In a New York Times op-ed this week, Tom Loveless and Mike Petrilli claim that gifted students “suffer from benign neglect” since the enactment of NCLB. This should alarm policymakers, educators, parents, grandparents, college consultants… If only it were true, that is. It’s not.
I’m not going to quibble about their data (even though it’s not quite accurate) because the trend they point out is indisputable — students at the academic bottom are gaining faster than their classmates at the top. Who are also gaining — just not as fast. I do take exception to their characterization of the top tier growth as “relatively little progress.” Really? Let’s look at that data. Loveless and Petrilli cite 8th grade NAEP scores as evidence.
[T]he lowest-achieving students made 13 points of progress on the national assessment scale from 2000 to 2007 — roughly the equivalent of a whole grade. Top students, however, gained just five points.
Just five points? That still translates to roughly three to four months’ progress over six years. In fact, the actual gains at the top end, according to NAEP, were seven points over this period (see graph). Not bad in my book. Had Loveless and Petrilli used 4th grade math data instead of 8th, they would have shown even larger gains at both ends. They could have also looked back further in time and seen that the rate of growth among our top achievers has been fairly steady for more than a decade.

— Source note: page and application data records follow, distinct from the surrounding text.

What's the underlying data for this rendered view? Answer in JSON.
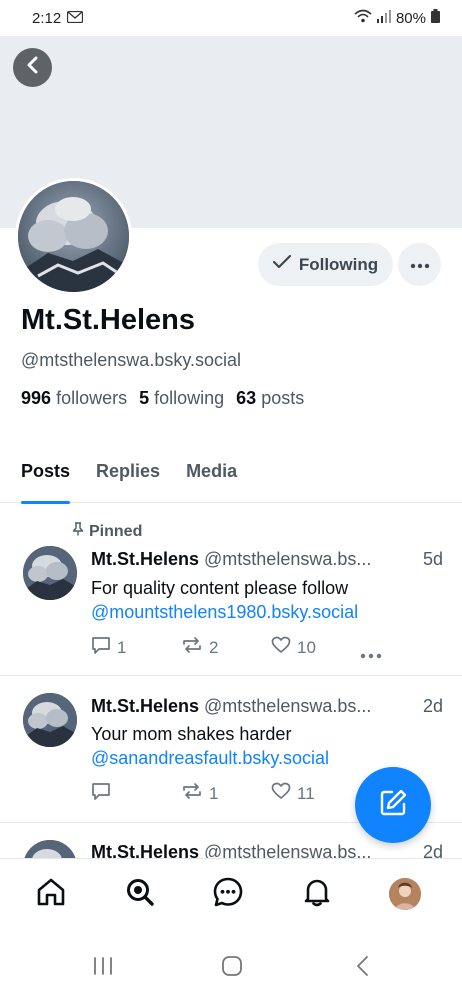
{
  "status": {
    "time": "2:12",
    "battery": "80%"
  },
  "profile": {
    "display_name": "Mt.St.Helens",
    "handle": "@mtsthelenswa.bsky.social",
    "followers_count": "996",
    "followers_label": "followers",
    "following_count": "5",
    "following_label": "following",
    "posts_count": "63",
    "posts_label": "posts",
    "follow_button": "Following"
  },
  "tabs": [
    {
      "label": "Posts",
      "active": true
    },
    {
      "label": "Replies",
      "active": false
    },
    {
      "label": "Media",
      "active": false
    }
  ],
  "posts": [
    {
      "pinned_label": "Pinned",
      "author": "Mt.St.Helens",
      "handle": "@mtsthelenswa.bs...",
      "time": "5d",
      "text": "For quality content please follow",
      "link": "@mountsthelens1980.bsky.social",
      "replies": "1",
      "reposts": "2",
      "likes": "10"
    },
    {
      "author": "Mt.St.Helens",
      "handle": "@mtsthelenswa.bs...",
      "time": "2d",
      "text": "Your mom shakes harder",
      "link": "@sanandreasfault.bsky.social",
      "replies": "",
      "reposts": "1",
      "likes": "11"
    },
    {
      "author": "Mt.St.Helens",
      "handle": "@mtsthelenswa.bs...",
      "time": "2d"
    }
  ],
  "icons": {
    "back": "chevron-left-icon",
    "follow_check": "check-icon",
    "more": "ellipsis-icon",
    "compose": "compose-icon",
    "nav": [
      "home-icon",
      "search-icon",
      "chat-icon",
      "bell-icon",
      "avatar"
    ]
  },
  "colors": {
    "accent": "#1083fe",
    "banner": "#e9ecf0",
    "muted": "#4e5964"
  }
}
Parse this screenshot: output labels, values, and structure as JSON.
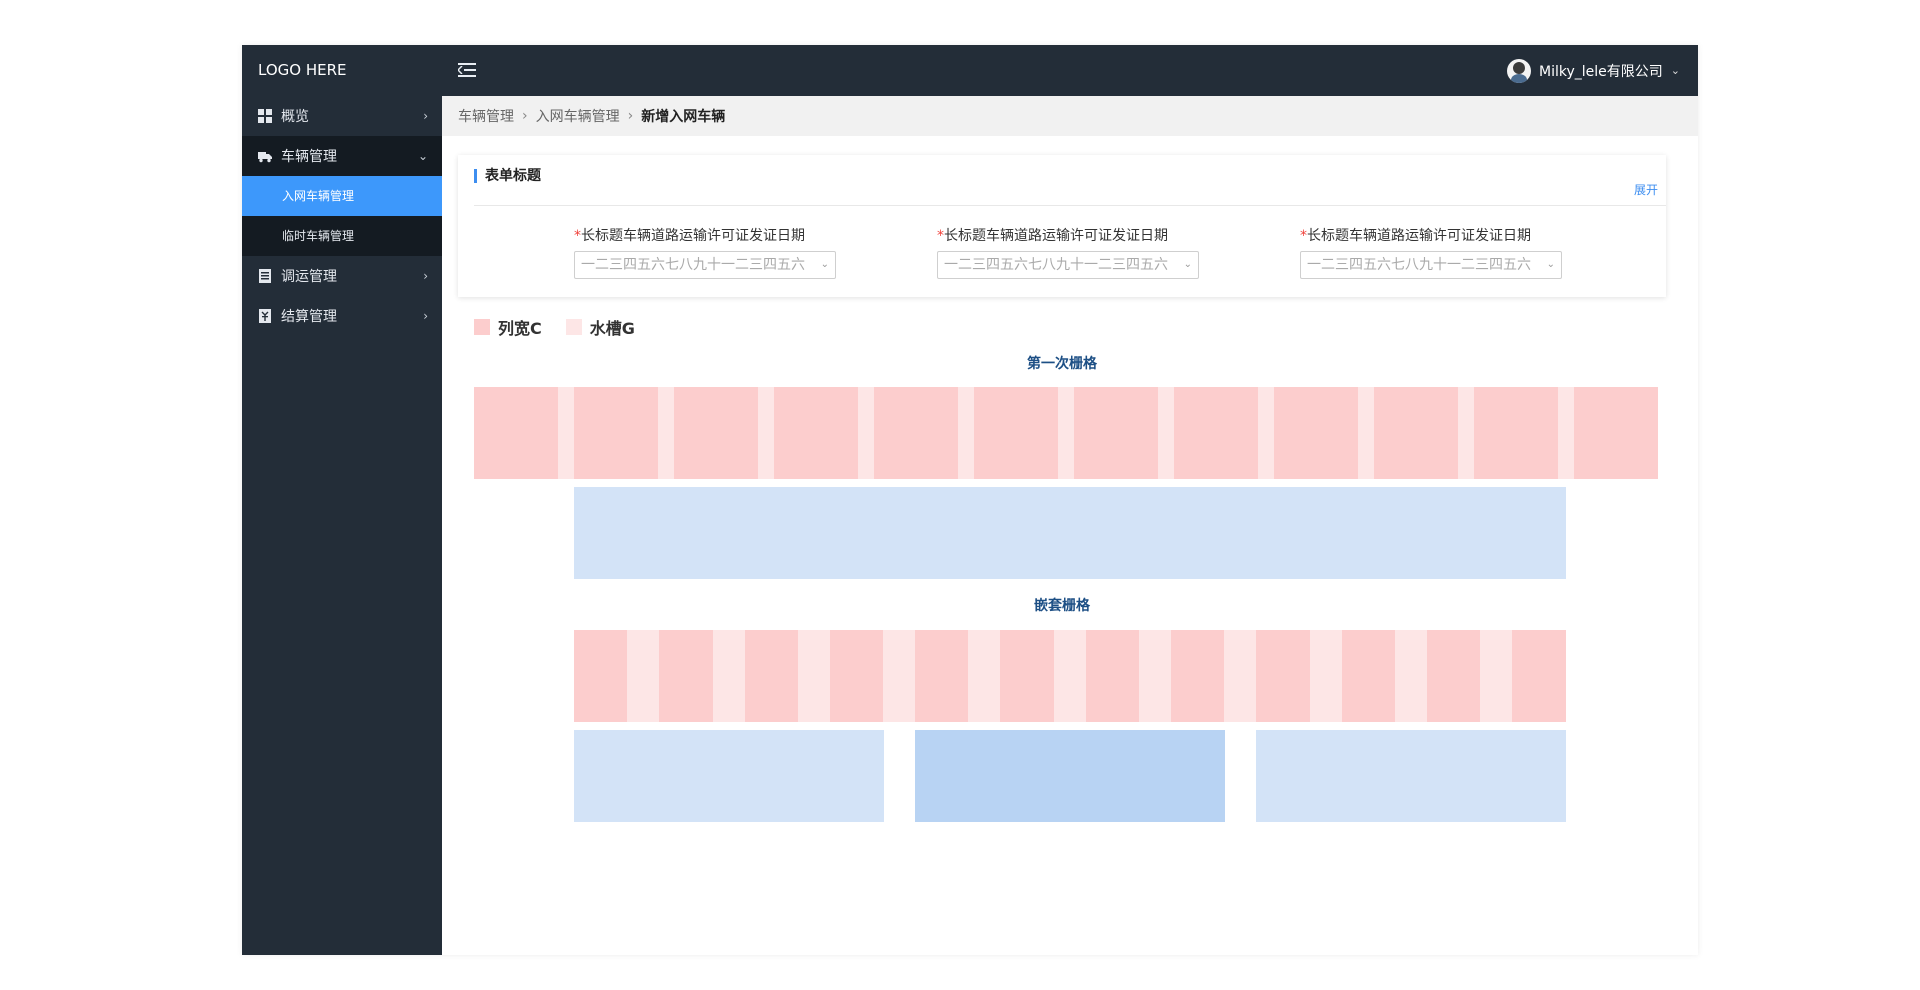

Of course we should be concerned with the performance of all our students, low- and high-achievers alike. And we should never be satisfied with “good enough.” But what purpose does it serve to get folks all excited over a supposed new education crisis? Truthfully, the news in this case at least is pretty darned good. — Patte Barth